Newport, however, is fearful that even with a favourable judgement that would allow it to recommence its business, the Committee will again attack Newport. The Committee, the South African Government and the South African press have conspicuously ignored the benefits that Newport has brought to the economy of South Africa in the past twelve months. These benefits include creating more than 250 jobs, the payments of more than R14 million in taxes, the investment of more than R15 million (8) in a timeshare development and the opportunity to members to generate substantial incomes.

In the face of concentrated prejudice, duplicity and bad faith and faced with escalating legal fees, Newport adopted another course of action to protect its members' interests.
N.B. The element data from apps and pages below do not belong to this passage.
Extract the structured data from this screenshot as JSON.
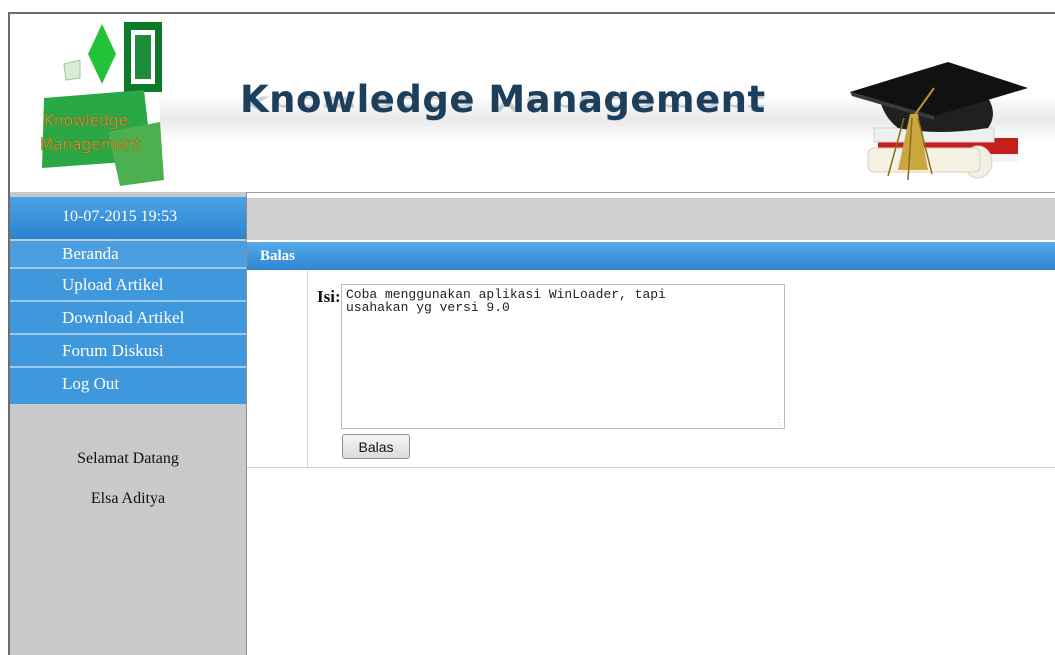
{
  "header": {
    "logo_line1": "Knowledge",
    "logo_line2": "Management",
    "title": "Knowledge Management",
    "banner_image": "graduation-cap-books-icon"
  },
  "sidebar": {
    "datetime": "10-07-2015 19:53",
    "menu": [
      {
        "label": "Beranda"
      },
      {
        "label": "Upload Artikel"
      },
      {
        "label": "Download Artikel"
      },
      {
        "label": "Forum Diskusi"
      },
      {
        "label": "Log Out"
      }
    ],
    "welcome": "Selamat Datang",
    "username": "Elsa Aditya"
  },
  "panel": {
    "title": "Balas",
    "field_label": "Isi:",
    "content": "Coba menggunakan aplikasi WinLoader, tapi\nusahakan yg versi 9.0",
    "button_label": "Balas"
  },
  "colors": {
    "menu_blue": "#3f98dc",
    "sidebar_gray": "#c9c9c9",
    "title_navy": "#1e3f5c",
    "logo_green": "#1e9a3c"
  }
}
Accordingly, Newport has sold its 20 percent interest in the en commandite partnerships to MFS, a newly created South African subsidiary of an international company(9). MFS holds the South African franchise to operate Alpha Club, a holiday and travel club. The membership of Alpha Club are sold through a system whereby members are established in their own businesses. (Committee's own underlining).


The net effect of the transaction is that each Newport member will receive an entry-level Silver Card membership to Alpha Club and the associated business ownership status attached thereto. The collective retail value of the memberships being issued is in excess of R132 million. The appropriate legal advice has been taken to ensure that the method by which MFS operates the Alpha Club franchise in South Africa is legal and regardless of any possible bias from the Committee, could never be deemed to be a harmful business practice.


For the avoidance of doubt, Newport has been advised by their legal representatives to inform you that MFS operates a business which is completely different from that which you have experienced since joining and participating in Newport. Notwithstanding this, your Alpha Club membership provides you and your family with immediate valuable benefits and the opportunity to generate income for years to come while participating in your own business with the assistance of MFS to market Alpha Club".


With the information at its disposal, the Committee on 2 December 1997 resolved to undertake a section 4(1)(c)(10) investigation in terms if the Act into the business practices of MFS, trading as Alpha Club. In this report, any reference to MFS would mean MFS, trading as Alpha Club. Similarly, any reference to Alpha would mean Alpha Club, the trading name of MFS. The words "MFS" and "Alpha" will be used alternately. At this point it is necessary to deviate from Newport, MFS and Alpha Club to briefly discuss the investigation by the Committee into money revolving schemes.


6. Richard Joseph Peter King was the sole director of Newport.


7. The "business" was selling Alpha memberships. Existing Alpha members invited prospective new members to a meeting where the "advantages" of membership was explained to them. This marketing strategy was also followed by Newport.


8. No evidence was ever produced that this amount was indeed invested.


9. Marketing for Success was not a subsidiary of an international company. The sole shareholder was Sullner. It later appeared that Hendrik Venter was also a director of MFS.


10. In terms of the Act the Committee could undertake a section 4(1)(c) or a section 8(1)(a) investigation into the business practices of a particular entity or individual. A section 4(1)(c) investigation enables the Committee to make such preliminary investigation as it may consider necessary into, or confer with any interested party in connection with, any harmful business practice which allegedly exists or may come into existence. Notice of section 4(1)(c) investigations is not published in the Government Gazette as opposed to section 8(1)(a) investigations. The purpose of section 4(1)(c) investigations is to enable the Committee to make a more informed decision as to whether a section 8(1)(a) investigation is called for. The Minister is not empowered to make any decisions on the strength of a section 4(1)(c) investigation. He may do so in terms of a section 8 investigation.